These works are on an Egyptian or pre-Columbian scale, but they are not tombs, sanctuaries or other cultic buildings. Besides being art that Authors Using the Potential of the Natural Elements 75 concerns delight in its pure form, they are also instruments for expanding the human scale and view of life to the dimensions of Space.
Settling beneath the open sky, outside museums and galleries, sculpture
comes into contact with yet another natural element - ﬁre. For the time
being, that interaction comes less from its immediate manifestations
as buming ﬂame or ﬁre than with ﬁre as light — sunlight, direct or reﬂected
by the planets, and the light of other stars.
Originating from sculpture-space, seen mostly in galleries and museums, sculpture-place inhabits mainly the exterior, to whose scale it has already adapted. A progress, which demands to be taken into account by the artists working in this direction, has led to a culmination - the use of the volcano crater as an instrument for becoming aware of the scale of the Universe and our belonging to it. This bridge, connecting people with the distant galaxies and with all that we call Space, involves them, causing them to feel part of the whole to which they actually belong. “The sky is actually part of our neighbourhood and part of our visual sense of territory, which is wonderful. It was odd to me that we had to go to the moon, a lesser satellite, and then declare: ‘Now we’re in space’. I mean we’re in space now,” James Turrell says in an interview.

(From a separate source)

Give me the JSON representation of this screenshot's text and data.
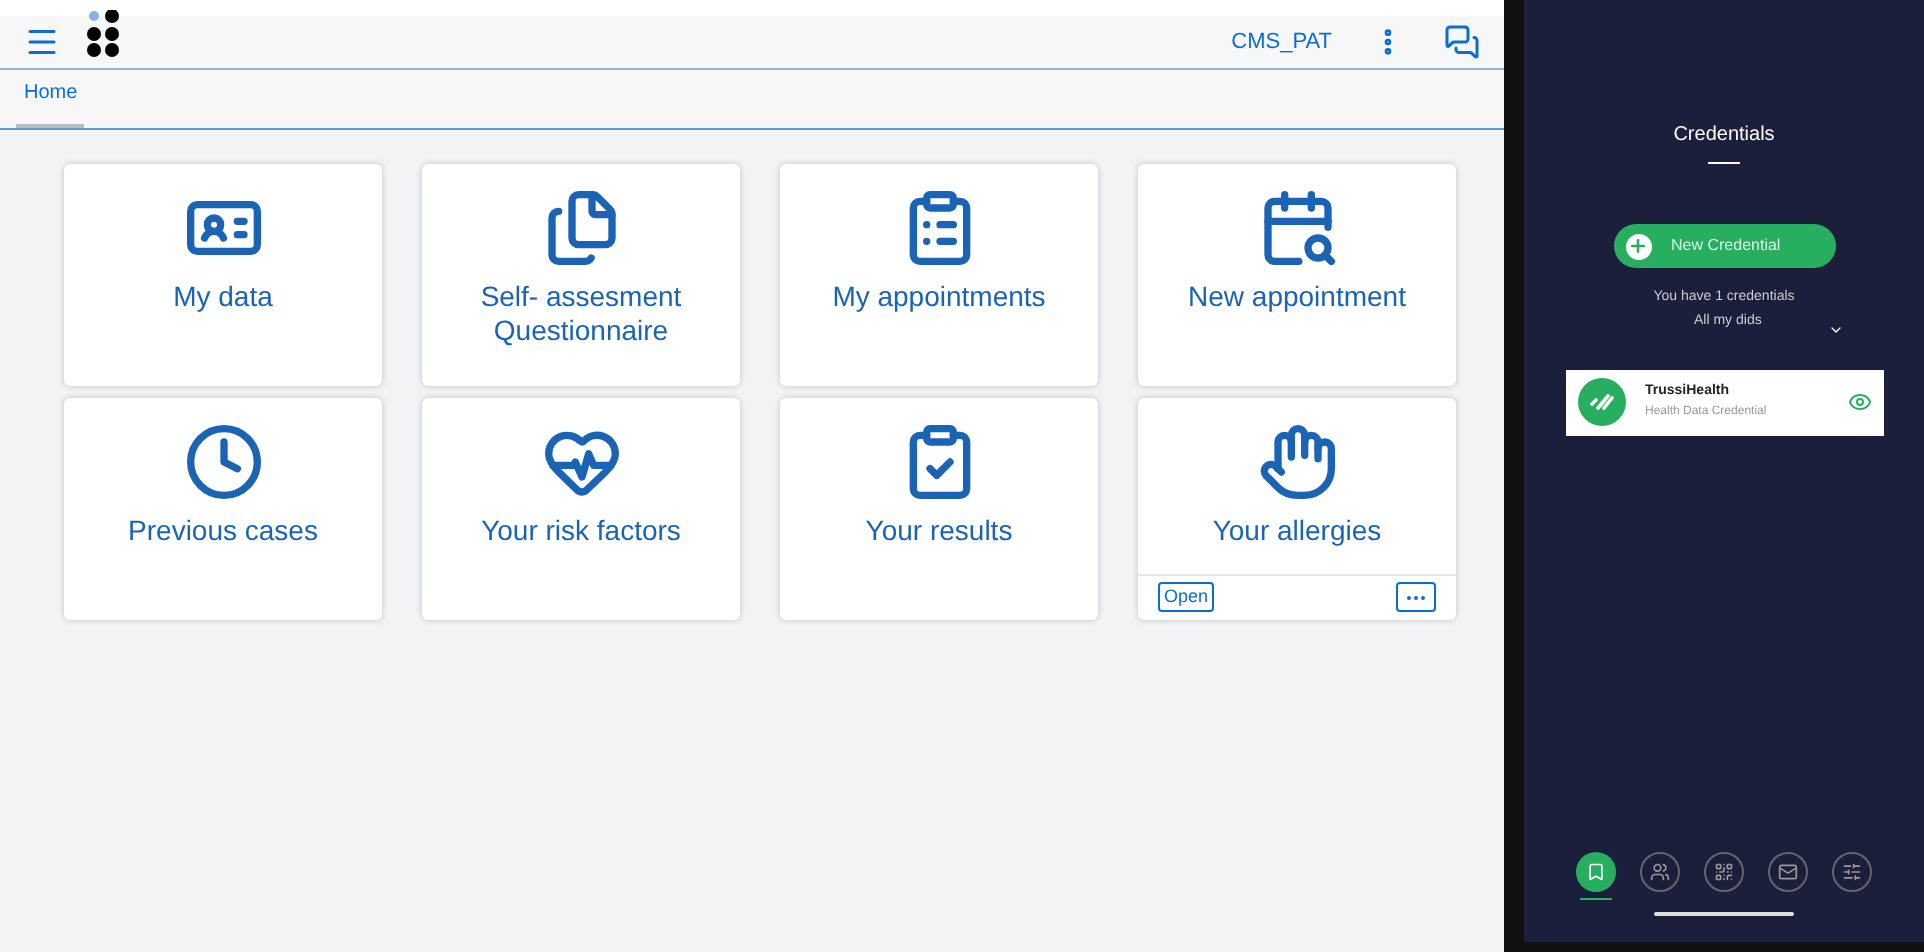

As in many other arts, there are many conjectures about the beginning of Land Art — Earth Work and therefore also many disputes. Most critics see its origin in the exhibition Earthworks, staged in 1968 in the Dwan gallery in New York, where several artists piled up heaps of earth. Here earth was used, but within the scope of a gallery, i.e. taken out of the context of the exterior as a place of the event and placed in the artiﬁcial conditions of the gallery. The curator of this exhibition was Robert Smithson, who soon aﬂerwards left the gallery, bought his own land and started his own Land Art project Spiral Jetty. ln fact, in its natural context earth appeared for the ﬁrst time as a material for creating a work in the college yard. This is generally considered as the beginning of Land Art, in the sense of using earth outside galleries - on its own territory.
Starting from the scale of a yard, the yard of Sladmore College, the sculpture-place of Land Art expanded in time to become commensurate with ever larger natural structures. This brings us to the culmination: the work of James Turrell and, speciﬁcally his project Roden Crater in the Grand Canyon, Arizona (reference: Appendix 1, pp. 138, 140). In his...